This week could be another volatile one for the stock markets. Now, you may be wondering why we are concentrating on the Nikkei as opposed to, say, a U.S. index, given the sheer number of high-impact U.S. data in the week ahead.
The number of Americans filing new claims for unemployment benefits unexpectedly fell last week, indicating the jobs market was on solid footing even as the economy struggles to regain momentum after abruptly slowing in the first quarter.
“The committee judges that it can be patient in beginning to normalize the stance of monetary policy,” the Federal Open Market Committee said today in a statement in Washington, removing a calendar-based phrase with language that gives it more flexibility

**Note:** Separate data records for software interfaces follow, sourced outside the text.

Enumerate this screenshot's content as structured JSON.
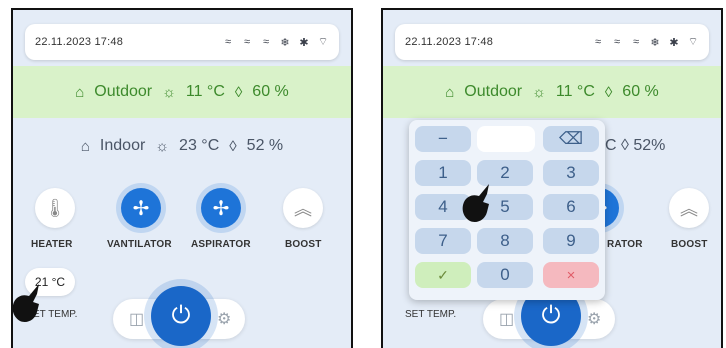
{
  "status": {
    "datetime": "22.11.2023 17:48",
    "icons": [
      "wind-icon",
      "wind-icon",
      "wind-icon",
      "snowflake-icon",
      "bluetooth-icon",
      "wifi-icon"
    ]
  },
  "outdoor": {
    "label": "Outdoor",
    "temp": "11 °C",
    "humidity": "60 %"
  },
  "indoor": {
    "label": "Indoor",
    "temp": "23 °C",
    "humidity": "52 %"
  },
  "modes": {
    "heater": "HEATER",
    "ventilator": "VANTILATOR",
    "aspirator": "ASPIRATOR",
    "boost": "BOOST"
  },
  "set_temp": {
    "value": "21 °C",
    "label": "SET TEMP.",
    "label_partial": "ET TEMP."
  },
  "keypad": {
    "minus": "−",
    "backspace": "⌫",
    "digits": [
      "1",
      "2",
      "3",
      "4",
      "5",
      "6",
      "7",
      "8",
      "9",
      "0"
    ],
    "confirm": "✓",
    "cancel": "×"
  },
  "partial_labels": {
    "indoor_hum": "C ◊ 52%",
    "aspirator": "RATOR"
  },
  "colors": {
    "accent": "#1e74d8",
    "outdoor": "#3d8a2c",
    "confirm": "#cfeebc",
    "cancel": "#f5b9bf"
  }
}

U.S. crude production is at the highest level since 1986 and is on target to exceed 9 million barrels per day. Average price for Brent crude oil is expected to be about $18 a barrel lower next year than previously forecast."
The Standard & Poor’s 500 Index erased its gain for the year and 10-year Treasury yields slid below 2% for the first time since June 2013 as weaker-than- forecast economic data added to concern that economic growth is slowing.